What’s been entertaining you lately?
I’ve been working with our survey software trying to translate my notes for exactly the type of things I’m going to be asking AUSU students into a coherent survey. Ideally, you want a survey to quickly get to the things that You’re interested in, and mostly avoid asking about the things you really don’t care about.
It came to me that I could make my work a lot easier by simply making the survey a single question, “What entertains you?” Unfortunately, such open-ended questions often don’t address what people really enjoy. Few people will write about their guilty pleasures; how they enjoy watching Big Brother on TV, even though they know It’s mindless; or how they spend too much time reading comments on internet forums (my own weakness) even though there’s rarely any information of use posted.
Lately, a good chunk of my leisure time has been spent playing a game called “Hay Day” on the iPad. I’m not going to defend it. The game is essentially a mindless Pavlovian experiment, where you make various items on your farm through “planting” crops, or loading machines, and the reward for this behavior is being able to sell those items to other players so that you can make enough of the game’s currency to eventually buy a new machine and have a whole new class of items to make. That’s it. It’s got just enough interactivity to engage your brain slightly, and rewards spaced out just far enough that you get that lovely sense of accomplishment when you finally achieve one. It’s also a total waste of time. Yet I keep playing, keep trying to reach that next machine, that next level.
I bring this up not because I’m terribly proud of it, but as an example of the exact type of thing that so many of us do, but which we’ll be reluctant to admit that we do it. But why is that? Why are we so concerned that even when we’re taking a break, when we’re engaging in leisure, that it seems somewhat shameful to do something that is such a waste of time? Yet this isn’t consistent either. People regard camping as a lovely thing to do with your leisure. After all, You’re out in the woods, communing with nature, perhaps getting exercise and fresh air, or at least, That’s what we like to tell ourselves. In reality, at least with my family, camping involved sitting in a car listening to music for several hours before arriving at the campsite, where, once the cursing at setting up the tent was done, we would sit around the campfire and talk, listen to music, and keep shifting our chairs to avoid the smoke. We’d also climb into the boat and go sit in the middle of the lake for hours on end. The difference there being that we could no longer listen to music, for fear of frightening the fish.

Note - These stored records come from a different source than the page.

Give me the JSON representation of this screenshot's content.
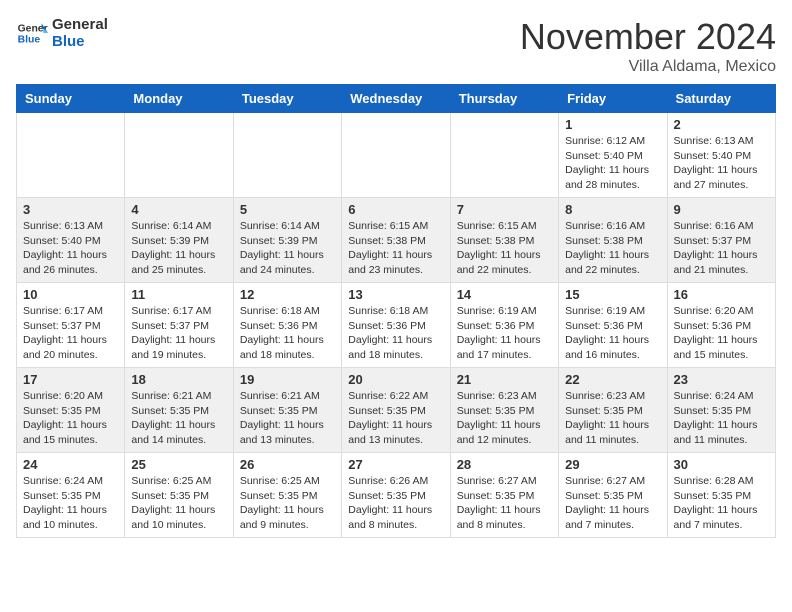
{
  "header": {
    "logo_general": "General",
    "logo_blue": "Blue",
    "month_title": "November 2024",
    "subtitle": "Villa Aldama, Mexico"
  },
  "days_of_week": [
    "Sunday",
    "Monday",
    "Tuesday",
    "Wednesday",
    "Thursday",
    "Friday",
    "Saturday"
  ],
  "weeks": [
    {
      "days": [
        {
          "date": "",
          "info": ""
        },
        {
          "date": "",
          "info": ""
        },
        {
          "date": "",
          "info": ""
        },
        {
          "date": "",
          "info": ""
        },
        {
          "date": "",
          "info": ""
        },
        {
          "date": "1",
          "info": "Sunrise: 6:12 AM\nSunset: 5:40 PM\nDaylight: 11 hours\nand 28 minutes."
        },
        {
          "date": "2",
          "info": "Sunrise: 6:13 AM\nSunset: 5:40 PM\nDaylight: 11 hours\nand 27 minutes."
        }
      ]
    },
    {
      "days": [
        {
          "date": "3",
          "info": "Sunrise: 6:13 AM\nSunset: 5:40 PM\nDaylight: 11 hours\nand 26 minutes."
        },
        {
          "date": "4",
          "info": "Sunrise: 6:14 AM\nSunset: 5:39 PM\nDaylight: 11 hours\nand 25 minutes."
        },
        {
          "date": "5",
          "info": "Sunrise: 6:14 AM\nSunset: 5:39 PM\nDaylight: 11 hours\nand 24 minutes."
        },
        {
          "date": "6",
          "info": "Sunrise: 6:15 AM\nSunset: 5:38 PM\nDaylight: 11 hours\nand 23 minutes."
        },
        {
          "date": "7",
          "info": "Sunrise: 6:15 AM\nSunset: 5:38 PM\nDaylight: 11 hours\nand 22 minutes."
        },
        {
          "date": "8",
          "info": "Sunrise: 6:16 AM\nSunset: 5:38 PM\nDaylight: 11 hours\nand 22 minutes."
        },
        {
          "date": "9",
          "info": "Sunrise: 6:16 AM\nSunset: 5:37 PM\nDaylight: 11 hours\nand 21 minutes."
        }
      ]
    },
    {
      "days": [
        {
          "date": "10",
          "info": "Sunrise: 6:17 AM\nSunset: 5:37 PM\nDaylight: 11 hours\nand 20 minutes."
        },
        {
          "date": "11",
          "info": "Sunrise: 6:17 AM\nSunset: 5:37 PM\nDaylight: 11 hours\nand 19 minutes."
        },
        {
          "date": "12",
          "info": "Sunrise: 6:18 AM\nSunset: 5:36 PM\nDaylight: 11 hours\nand 18 minutes."
        },
        {
          "date": "13",
          "info": "Sunrise: 6:18 AM\nSunset: 5:36 PM\nDaylight: 11 hours\nand 18 minutes."
        },
        {
          "date": "14",
          "info": "Sunrise: 6:19 AM\nSunset: 5:36 PM\nDaylight: 11 hours\nand 17 minutes."
        },
        {
          "date": "15",
          "info": "Sunrise: 6:19 AM\nSunset: 5:36 PM\nDaylight: 11 hours\nand 16 minutes."
        },
        {
          "date": "16",
          "info": "Sunrise: 6:20 AM\nSunset: 5:36 PM\nDaylight: 11 hours\nand 15 minutes."
        }
      ]
    },
    {
      "days": [
        {
          "date": "17",
          "info": "Sunrise: 6:20 AM\nSunset: 5:35 PM\nDaylight: 11 hours\nand 15 minutes."
        },
        {
          "date": "18",
          "info": "Sunrise: 6:21 AM\nSunset: 5:35 PM\nDaylight: 11 hours\nand 14 minutes."
        },
        {
          "date": "19",
          "info": "Sunrise: 6:21 AM\nSunset: 5:35 PM\nDaylight: 11 hours\nand 13 minutes."
        },
        {
          "date": "20",
          "info": "Sunrise: 6:22 AM\nSunset: 5:35 PM\nDaylight: 11 hours\nand 13 minutes."
        },
        {
          "date": "21",
          "info": "Sunrise: 6:23 AM\nSunset: 5:35 PM\nDaylight: 11 hours\nand 12 minutes."
        },
        {
          "date": "22",
          "info": "Sunrise: 6:23 AM\nSunset: 5:35 PM\nDaylight: 11 hours\nand 11 minutes."
        },
        {
          "date": "23",
          "info": "Sunrise: 6:24 AM\nSunset: 5:35 PM\nDaylight: 11 hours\nand 11 minutes."
        }
      ]
    },
    {
      "days": [
        {
          "date": "24",
          "info": "Sunrise: 6:24 AM\nSunset: 5:35 PM\nDaylight: 11 hours\nand 10 minutes."
        },
        {
          "date": "25",
          "info": "Sunrise: 6:25 AM\nSunset: 5:35 PM\nDaylight: 11 hours\nand 10 minutes."
        },
        {
          "date": "26",
          "info": "Sunrise: 6:25 AM\nSunset: 5:35 PM\nDaylight: 11 hours\nand 9 minutes."
        },
        {
          "date": "27",
          "info": "Sunrise: 6:26 AM\nSunset: 5:35 PM\nDaylight: 11 hours\nand 8 minutes."
        },
        {
          "date": "28",
          "info": "Sunrise: 6:27 AM\nSunset: 5:35 PM\nDaylight: 11 hours\nand 8 minutes."
        },
        {
          "date": "29",
          "info": "Sunrise: 6:27 AM\nSunset: 5:35 PM\nDaylight: 11 hours\nand 7 minutes."
        },
        {
          "date": "30",
          "info": "Sunrise: 6:28 AM\nSunset: 5:35 PM\nDaylight: 11 hours\nand 7 minutes."
        }
      ]
    }
  ]
}
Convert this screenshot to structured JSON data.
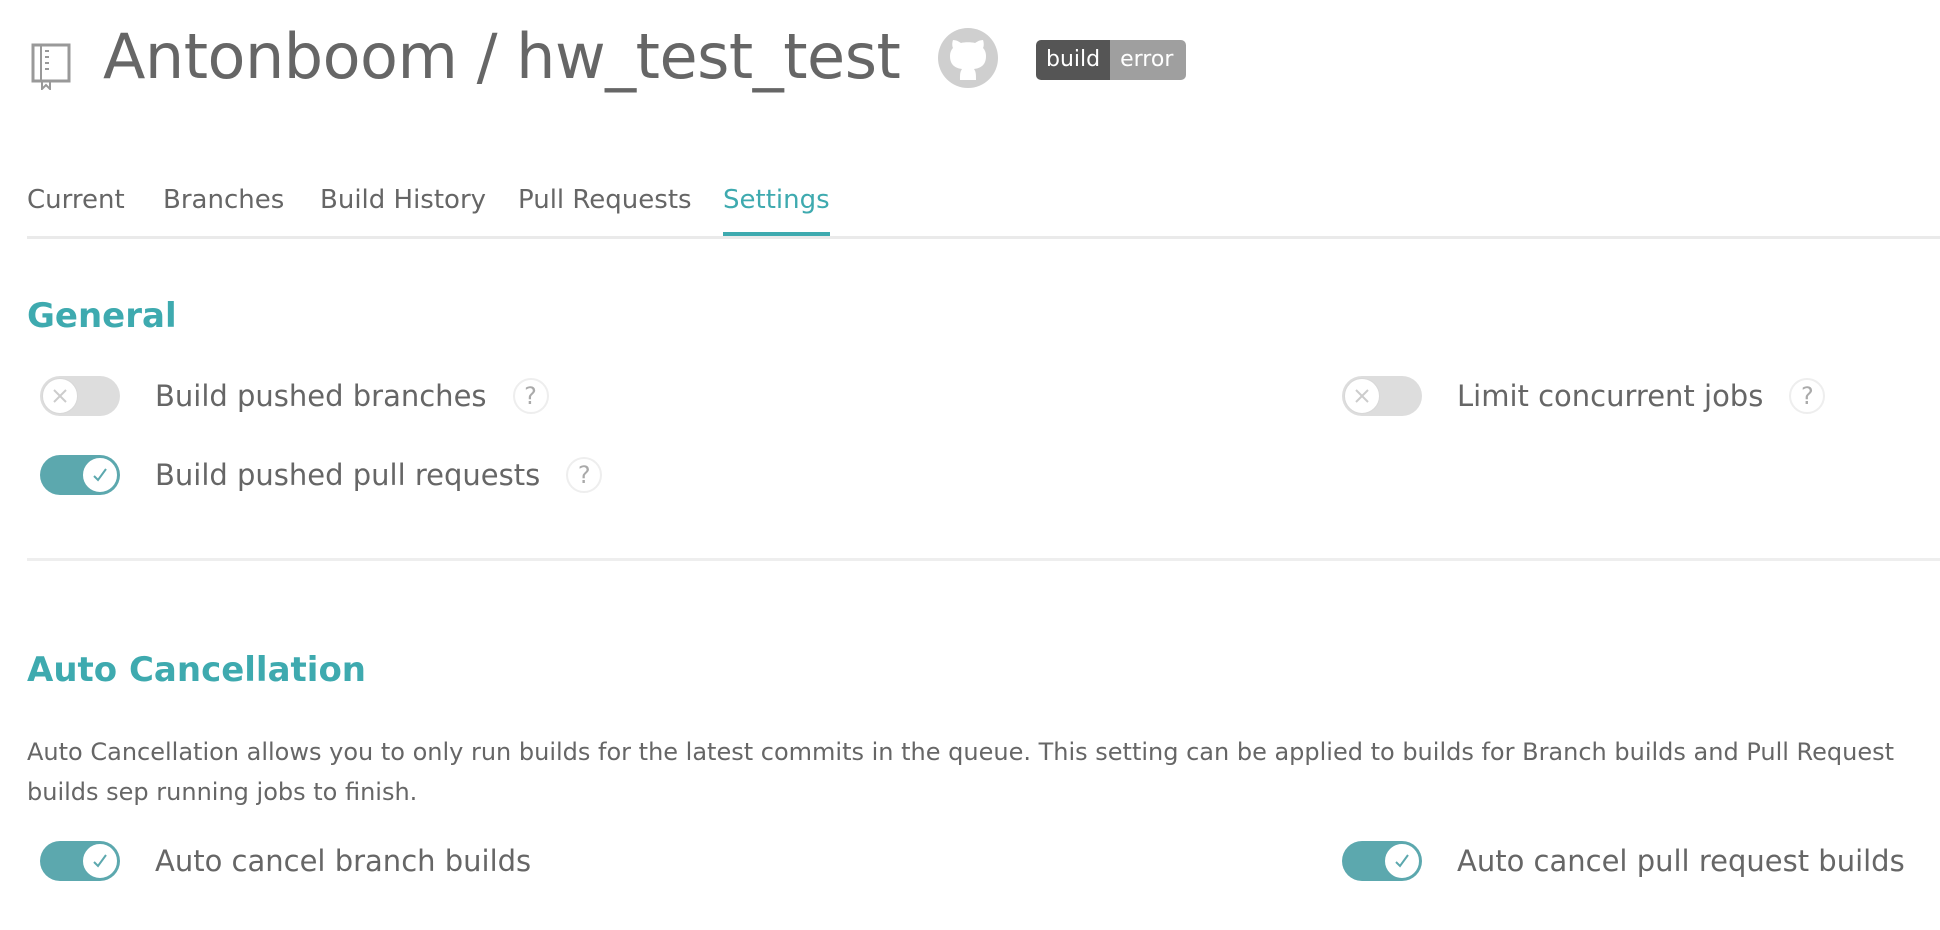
{
  "header": {
    "repo_title": "Antonboom / hw_test_test",
    "badge": {
      "left": "build",
      "right": "error"
    }
  },
  "tabs": [
    {
      "label": "Current",
      "active": false
    },
    {
      "label": "Branches",
      "active": false
    },
    {
      "label": "Build History",
      "active": false
    },
    {
      "label": "Pull Requests",
      "active": false
    },
    {
      "label": "Settings",
      "active": true
    }
  ],
  "general": {
    "title": "General",
    "settings": {
      "build_pushed_branches": {
        "label": "Build pushed branches",
        "enabled": false,
        "help": "?"
      },
      "build_pushed_pull_requests": {
        "label": "Build pushed pull requests",
        "enabled": true,
        "help": "?"
      },
      "limit_concurrent_jobs": {
        "label": "Limit concurrent jobs",
        "enabled": false,
        "help": "?"
      }
    }
  },
  "auto_cancellation": {
    "title": "Auto Cancellation",
    "description": "Auto Cancellation allows you to only run builds for the latest commits in the queue. This setting can be applied to builds for Branch builds and Pull Request builds sep running jobs to finish.",
    "settings": {
      "auto_cancel_branch_builds": {
        "label": "Auto cancel branch builds",
        "enabled": true
      },
      "auto_cancel_pull_request_builds": {
        "label": "Auto cancel pull request builds",
        "enabled": true
      }
    }
  },
  "colors": {
    "accent": "#3eaaaf",
    "toggle_on": "#5ca8ae",
    "toggle_off": "#dddddd",
    "text": "#666666",
    "badge_dark": "#555555",
    "badge_light": "#9f9f9f"
  },
  "icons": {
    "repo": "repo-book-icon",
    "github": "github-icon",
    "toggle_off": "x-icon",
    "toggle_on": "check-icon",
    "help": "question-icon"
  }
}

Honestly, I prefer the fake farm. At least with that, I can get up and go into the kitchen to make a decent meal. Camping food consisted mostly of hot-dogs, marshmallows, and hot chocolate. Vegetables were rare except during the trip up and back where we’d stop at the fruit stand along the way.
So, when you take the Voice Survey sometime in the next few weeks, don’t be ashamed to tell me your guilty pleasures. They can’t be worse than camping.
Enjoy the read!